EXERCISE REQUIREMENTS
Below are the records; count how many of their lines hold the string "JSON" and give the number alone.

MATERIAL TO PROCESS
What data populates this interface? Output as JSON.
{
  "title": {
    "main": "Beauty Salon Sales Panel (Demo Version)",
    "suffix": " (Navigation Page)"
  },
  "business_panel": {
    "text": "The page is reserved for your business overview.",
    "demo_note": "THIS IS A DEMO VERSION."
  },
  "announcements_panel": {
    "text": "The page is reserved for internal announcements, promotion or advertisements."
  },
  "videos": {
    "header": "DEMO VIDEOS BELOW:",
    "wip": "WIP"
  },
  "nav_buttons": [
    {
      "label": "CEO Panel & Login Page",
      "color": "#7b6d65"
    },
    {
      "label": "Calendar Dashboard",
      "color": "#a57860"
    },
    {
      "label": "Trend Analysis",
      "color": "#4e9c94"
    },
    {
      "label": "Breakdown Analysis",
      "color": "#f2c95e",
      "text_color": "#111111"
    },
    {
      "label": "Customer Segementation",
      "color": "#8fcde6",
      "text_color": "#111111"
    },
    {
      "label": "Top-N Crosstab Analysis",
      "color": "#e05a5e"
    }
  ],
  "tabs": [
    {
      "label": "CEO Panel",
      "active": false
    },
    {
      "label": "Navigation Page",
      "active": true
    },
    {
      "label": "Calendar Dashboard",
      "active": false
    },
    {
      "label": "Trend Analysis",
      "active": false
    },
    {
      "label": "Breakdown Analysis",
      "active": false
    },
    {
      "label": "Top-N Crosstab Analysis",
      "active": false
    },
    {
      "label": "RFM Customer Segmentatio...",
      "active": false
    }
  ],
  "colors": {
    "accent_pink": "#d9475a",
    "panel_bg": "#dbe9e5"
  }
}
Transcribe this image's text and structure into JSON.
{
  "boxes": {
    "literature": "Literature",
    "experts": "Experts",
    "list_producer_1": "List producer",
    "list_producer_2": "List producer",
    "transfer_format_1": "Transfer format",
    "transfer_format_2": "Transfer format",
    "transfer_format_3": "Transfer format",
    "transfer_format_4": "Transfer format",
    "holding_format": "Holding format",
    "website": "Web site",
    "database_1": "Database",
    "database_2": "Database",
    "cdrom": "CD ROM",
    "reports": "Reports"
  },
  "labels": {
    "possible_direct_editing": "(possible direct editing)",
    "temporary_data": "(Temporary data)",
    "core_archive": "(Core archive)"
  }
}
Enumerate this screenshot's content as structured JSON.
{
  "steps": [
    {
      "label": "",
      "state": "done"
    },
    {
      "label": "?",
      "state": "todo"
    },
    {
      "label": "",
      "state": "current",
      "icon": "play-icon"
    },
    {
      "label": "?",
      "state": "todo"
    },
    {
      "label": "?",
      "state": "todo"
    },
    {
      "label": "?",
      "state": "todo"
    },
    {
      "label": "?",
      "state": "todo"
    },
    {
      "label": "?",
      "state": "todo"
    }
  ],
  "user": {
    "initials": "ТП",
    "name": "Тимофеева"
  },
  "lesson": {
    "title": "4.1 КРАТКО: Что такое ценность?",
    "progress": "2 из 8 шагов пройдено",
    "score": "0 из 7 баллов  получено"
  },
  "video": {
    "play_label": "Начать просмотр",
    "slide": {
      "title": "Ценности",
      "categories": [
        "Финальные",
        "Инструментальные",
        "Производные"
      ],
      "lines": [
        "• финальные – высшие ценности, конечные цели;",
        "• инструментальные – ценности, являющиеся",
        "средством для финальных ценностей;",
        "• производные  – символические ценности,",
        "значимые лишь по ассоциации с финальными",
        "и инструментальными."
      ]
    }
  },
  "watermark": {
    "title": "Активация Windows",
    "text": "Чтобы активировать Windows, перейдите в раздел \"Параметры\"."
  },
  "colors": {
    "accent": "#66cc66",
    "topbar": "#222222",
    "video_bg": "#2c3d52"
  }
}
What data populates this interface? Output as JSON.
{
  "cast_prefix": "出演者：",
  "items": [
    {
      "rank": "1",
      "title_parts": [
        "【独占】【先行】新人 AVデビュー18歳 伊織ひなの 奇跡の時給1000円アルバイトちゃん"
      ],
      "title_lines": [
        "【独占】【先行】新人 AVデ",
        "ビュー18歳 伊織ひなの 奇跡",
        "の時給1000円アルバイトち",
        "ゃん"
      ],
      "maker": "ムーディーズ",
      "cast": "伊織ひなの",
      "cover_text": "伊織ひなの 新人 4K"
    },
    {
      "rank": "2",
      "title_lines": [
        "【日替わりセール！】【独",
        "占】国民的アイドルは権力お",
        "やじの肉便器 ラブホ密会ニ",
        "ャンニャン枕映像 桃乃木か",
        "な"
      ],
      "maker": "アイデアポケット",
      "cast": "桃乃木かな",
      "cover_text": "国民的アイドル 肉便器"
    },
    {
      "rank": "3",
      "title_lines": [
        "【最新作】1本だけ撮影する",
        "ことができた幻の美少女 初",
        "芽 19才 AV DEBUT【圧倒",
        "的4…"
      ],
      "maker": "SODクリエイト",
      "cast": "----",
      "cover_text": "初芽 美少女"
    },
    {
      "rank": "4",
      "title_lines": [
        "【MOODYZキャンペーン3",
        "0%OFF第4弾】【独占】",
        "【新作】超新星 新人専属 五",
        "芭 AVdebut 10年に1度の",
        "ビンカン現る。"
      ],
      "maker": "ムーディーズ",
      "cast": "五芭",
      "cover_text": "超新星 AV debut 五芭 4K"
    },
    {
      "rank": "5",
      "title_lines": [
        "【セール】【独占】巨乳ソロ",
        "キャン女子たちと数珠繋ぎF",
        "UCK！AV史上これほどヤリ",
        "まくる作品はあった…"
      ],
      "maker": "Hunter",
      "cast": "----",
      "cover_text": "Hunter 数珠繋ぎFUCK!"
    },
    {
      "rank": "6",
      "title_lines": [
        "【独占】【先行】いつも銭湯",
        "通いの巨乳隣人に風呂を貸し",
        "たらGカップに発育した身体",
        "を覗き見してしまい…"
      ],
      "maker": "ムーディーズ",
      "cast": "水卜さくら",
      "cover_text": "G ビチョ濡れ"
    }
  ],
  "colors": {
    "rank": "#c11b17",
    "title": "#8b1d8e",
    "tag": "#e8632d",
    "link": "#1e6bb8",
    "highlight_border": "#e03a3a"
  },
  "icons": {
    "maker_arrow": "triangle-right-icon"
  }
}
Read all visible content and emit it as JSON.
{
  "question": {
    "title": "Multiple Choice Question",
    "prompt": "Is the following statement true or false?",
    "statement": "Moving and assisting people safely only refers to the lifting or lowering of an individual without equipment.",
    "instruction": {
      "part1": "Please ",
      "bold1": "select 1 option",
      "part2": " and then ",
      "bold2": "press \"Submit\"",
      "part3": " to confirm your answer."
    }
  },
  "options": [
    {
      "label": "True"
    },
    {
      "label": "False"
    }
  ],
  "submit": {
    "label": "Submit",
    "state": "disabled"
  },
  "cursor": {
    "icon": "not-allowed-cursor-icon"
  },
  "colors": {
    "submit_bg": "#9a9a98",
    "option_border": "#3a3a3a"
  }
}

OUTPUT OF THE EXERCISE
5